Have you ever considered what would happen to your projects or your team's workflow if one or more key members were suddenly unavailable? This is where the concept of the "bus factor" comes into play—a rather grim but necessary consideration in the world of project management and team organization. It poses the question: how many team members could be 'hit by a bus' before the project comes to a halt or the team ceases to function effectively?
Understanding the Bus Factor
The bus factor is a measurement of risk linked to the knowledge and skills held by individual team members. It gauges how prepared a team is for unexpected events that could lead to the loss of one or more team members. A high bus factor means many individuals are capable of keeping the project moving forward without interruption. Conversely, a low bus factor indicates a dangerous level of dependence on a small number of people, and thus, a higher risk of project derailment.
Implications of a Low Bus Factor
A low bus factor is a vulnerability. It's when a project, product, or even an entire company hinges on the expertise and input of a handful of people—or worse, just one. If those individuals are unable to contribute, the consequences can range from temporary setbacks to catastrophic failure.
How to Increase Your Team's Bus Factor

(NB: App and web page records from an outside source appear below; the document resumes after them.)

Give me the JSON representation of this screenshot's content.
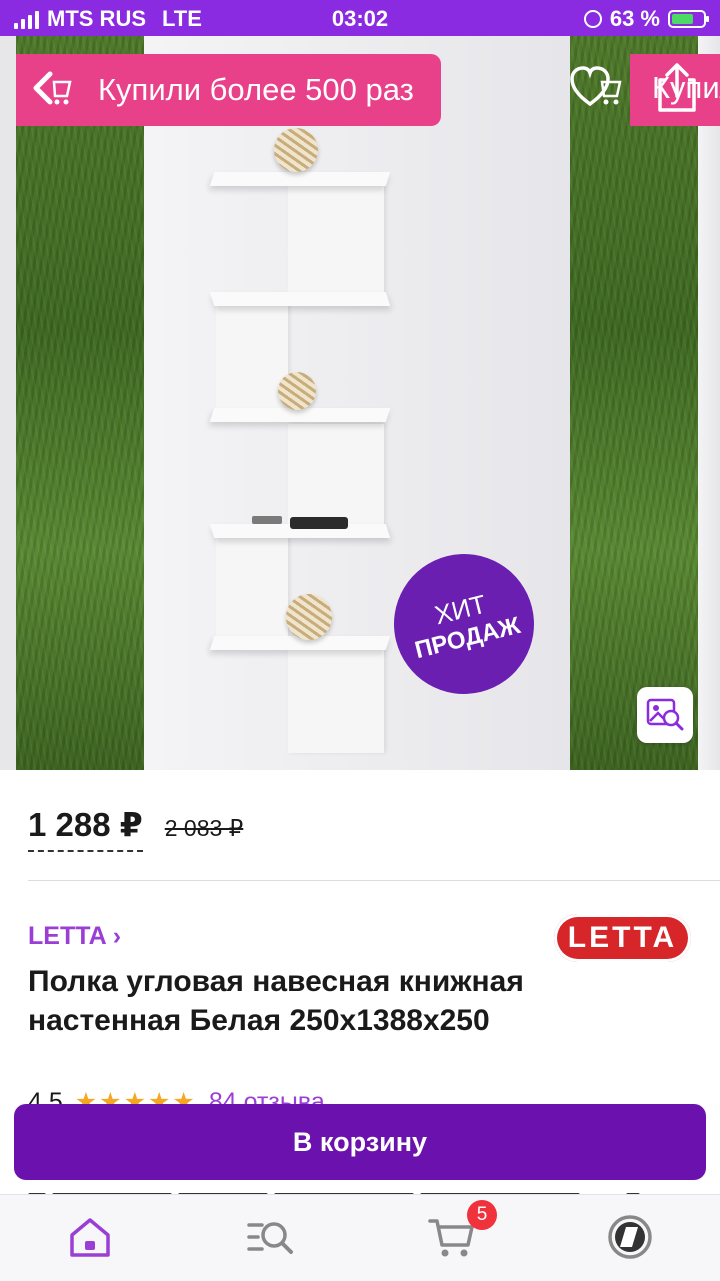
{
  "status_bar": {
    "carrier": "MTS RUS",
    "network": "LTE",
    "time": "03:02",
    "battery": "63 %"
  },
  "gallery": {
    "promo_banner": "Купили более 500 раз",
    "side_banner_text": "Купили",
    "badge_line1": "ХИТ",
    "badge_line2": "ПРОДАЖ",
    "icons": [
      "back-arrow-icon",
      "favorite-heart-icon",
      "share-icon",
      "image-search-icon"
    ]
  },
  "price": {
    "current": "1 288 ₽",
    "old": "2 083 ₽"
  },
  "product": {
    "brand": "LETTA ›",
    "brand_logo": "LETTA",
    "title": "Полка угловая навесная книжная настенная Белая 250x1388x250",
    "rating": "4,5",
    "stars": "★★★★★",
    "reviews": "84 отзыва"
  },
  "actions": {
    "add_to_cart": "В корзину"
  },
  "tabbar": {
    "items": [
      "home-icon",
      "catalog-search-icon",
      "cart-icon",
      "profile-icon"
    ],
    "cart_count": "5"
  },
  "colors": {
    "brand_purple": "#6b12ae",
    "status_purple": "#8a2be2",
    "promo_pink": "#e8418a",
    "link_purple": "#9a3ed6"
  }
}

Ensure that crucial project details, processes, and protocols are well-documented. This allows others to step in and understand work without being blocked by the absence of any one member.
Invest in cross-functional training so that skills and knowledge are distributed among the team members. No single person should be the sole keeper of critical information.
Code Reviews and Pair Programming
For software teams, implementing regular code reviews and pair programming sessions can spread system understanding and reduce single points of failure.
Have a clear plan in place for each key role, determining how responsibilities will be reassigned in case of unexpected departures.
Managing the Bus Factor
Managing the bus factor is not about anticipating morbid fates for team members but about building a robust and adaptable team. Good leadership involves creating an environment where knowledge is shared, skills are diverse, and the team can weather any storm.
A high bus factor empowers individual team members by giving them a sense of collective responsibility and ensuring that they are all indispensable parts of the larger machine. It also assures stakeholders that the project or company is resilient, sustainable, and capable of success, even in the face of unforeseen challenges.
In conclusion, no one likes to think about the things implied by the bus factor, but it's our responsibility as professionals to anticipate and mitigate such risks. By taking steps to ensure that knowledge and skills are shared across your team, you can keep your bus factor healthy, and your operations resilient, leading to a more secure and successful enterprise.